The University of Michigan is ranked 29th in the 2012-2013 U.S. News and World Report. While changes in these annual rankings regularly bring both praise and concern, the importance placed on the calculated numbers is often undue. Current ranking systems like that of the U.S. News and World Report raise questions of both universities distorting statistics and the reports’ own calculation mechanisms. College rankings are by and large flawed, and fail to adequately capture many aspects of higher education. Until ranking systems are improved, administrators and students should be wary of putting much consideration into a school’s ranking.
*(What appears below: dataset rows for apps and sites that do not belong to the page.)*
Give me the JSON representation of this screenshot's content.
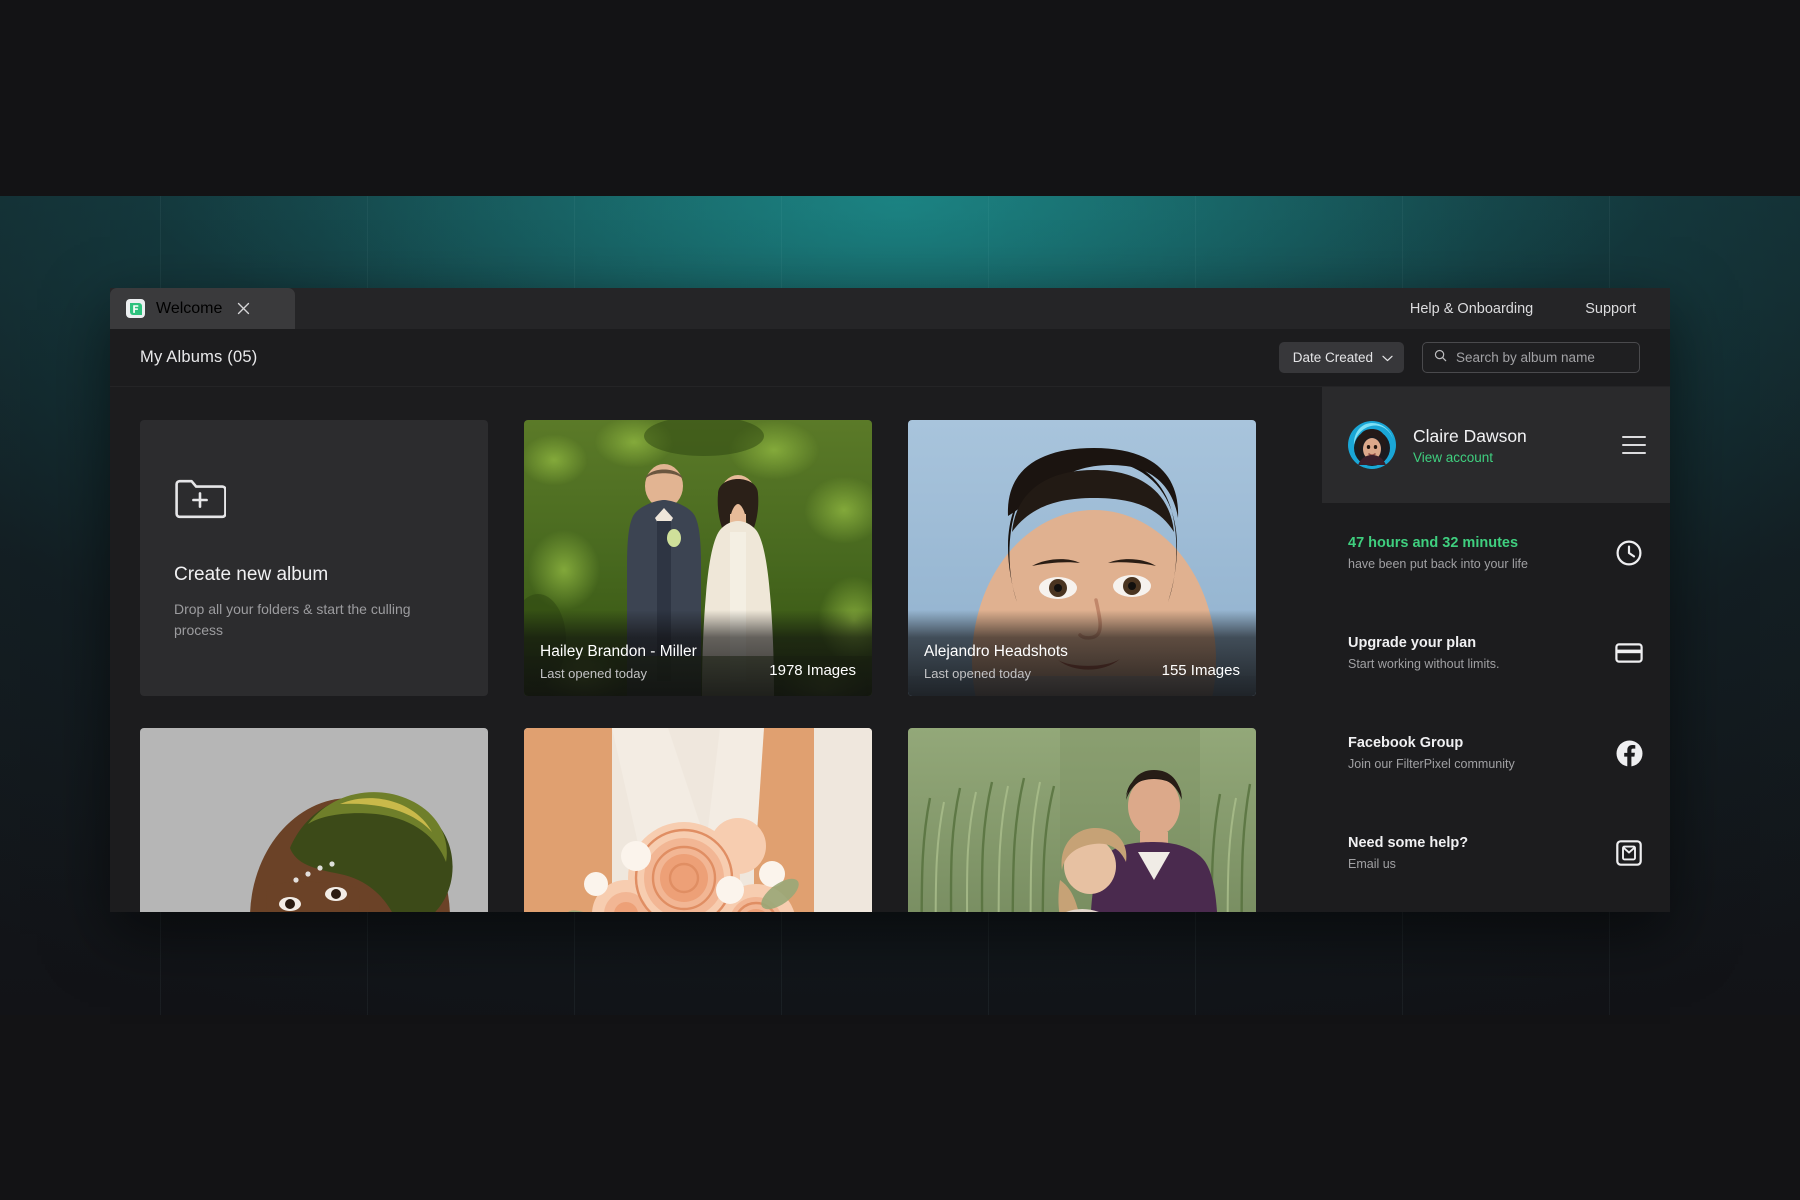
{
  "window": {
    "tab": {
      "label": "Welcome",
      "logo_icon": "filterpixel-logo-icon",
      "close_icon": "close-icon"
    },
    "header_links": [
      {
        "label": "Help & Onboarding"
      },
      {
        "label": "Support"
      }
    ]
  },
  "toolbar": {
    "title": "My Albums (05)",
    "sort": {
      "value": "Date Created",
      "chevron_icon": "chevron-down-icon"
    },
    "search": {
      "value": "",
      "placeholder": "Search by album name",
      "icon": "search-icon"
    }
  },
  "create_card": {
    "icon": "folder-plus-icon",
    "title": "Create new album",
    "subtitle": "Drop all your folders & start the culling process"
  },
  "albums": [
    {
      "name": "Hailey Brandon - Miller",
      "last_opened": "Last opened today",
      "count": "1978 Images",
      "thumb": "wedding-couple-garden"
    },
    {
      "name": "Alejandro Headshots",
      "last_opened": "Last opened today",
      "count": "155 Images",
      "thumb": "man-headshot-blue-backdrop"
    },
    {
      "name": "",
      "last_opened": "",
      "count": "",
      "thumb": "woman-headwrap-grey-backdrop"
    },
    {
      "name": "",
      "last_opened": "",
      "count": "",
      "thumb": "peach-rose-bouquet"
    },
    {
      "name": "",
      "last_opened": "",
      "count": "",
      "thumb": "couple-embrace-greenery"
    }
  ],
  "sidebar": {
    "profile": {
      "name": "Claire Dawson",
      "link": "View account",
      "avatar_icon": "avatar",
      "menu_icon": "hamburger-icon"
    },
    "items": [
      {
        "title": "47 hours and 32 minutes",
        "subtitle": "have been put back into your life",
        "icon": "clock-icon",
        "accent": true
      },
      {
        "title": "Upgrade your plan",
        "subtitle": "Start working without limits.",
        "icon": "credit-card-icon",
        "accent": false
      },
      {
        "title": "Facebook Group",
        "subtitle": "Join our FilterPixel community",
        "icon": "facebook-icon",
        "accent": false
      },
      {
        "title": "Need some help?",
        "subtitle": "Email us",
        "icon": "email-icon",
        "accent": false
      }
    ]
  },
  "colors": {
    "accent_green": "#3fcf7f",
    "window_bg": "#1c1c1e",
    "panel_bg": "#2a2a2c",
    "backdrop_teal": "#179696"
  }
}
Under the current U.S. News ranking method, schools are blindly rewarded for spending more per student — even if that increase in spending doesn’t reflect a higher quality education. When a university, for example, spends millions on creating state-of-the-art fitness centers, their ranking could get a hefty boost. However, certain cost-cutting behaviors, even those that benefit the university as a whole, may decrease a school’s score.
According to University spokesman Rick Fitzgerald, over the past decade the University has worked on controlling costs on behind-the-scene expenses, such as efficient building maintenance. Though consolidation of heating and cooling systems saved the University money on non-academic expenditures, freeing more funding for educational spending, the U.S. News noted this cost cutting as simply a drop in spending per student. Such ranking systems thus tend to overlook efficient spending, rewarding indiscriminate expenses over innovation and smart downsizing.
Administrators can also manipulate the numbers to inflate their university’s standing, misrepresenting the validity of the rankings. In 2012, officials at both Claremont McKenna College in California and Emory University in Georgia admitted to inflating test scores of their incoming freshman classes in their own university’s admission reports. Despite the schools’ acknowledgement of these fabrications, the U.S. News and World Report rankings did not adjust for the inflated SAT scores. In other words, falsified test scores didn’t reduce the ranking of these colleges. This policy sets a precedent for administrators that rewards dishonesty with status.
The U.S. News system also includes an administrative rank. University officials rank other schools based on academic reputation on a scale of one to five, or “don’t know” if the administrator is unfamiliar with the institution. However, this academic reputation does not necessarily correlate with a better education. Ivy League schools, which usually top the U.S. News list, have the benefit of name recognition. Smaller and newer institutions, regardless of their instructional quality, are at a disadvantage when trying to improve their own ranking. In this way, such rankings are often static, and don’t capture lesser-known schools accurately.
Though college rankings offer a convenient measure to compare schools, such calculations leave out several key factors, such as atmosphere and community engagement, while overemphasizing general spending and reputation. Students and administrators should exercise caution when taking these numbers into account.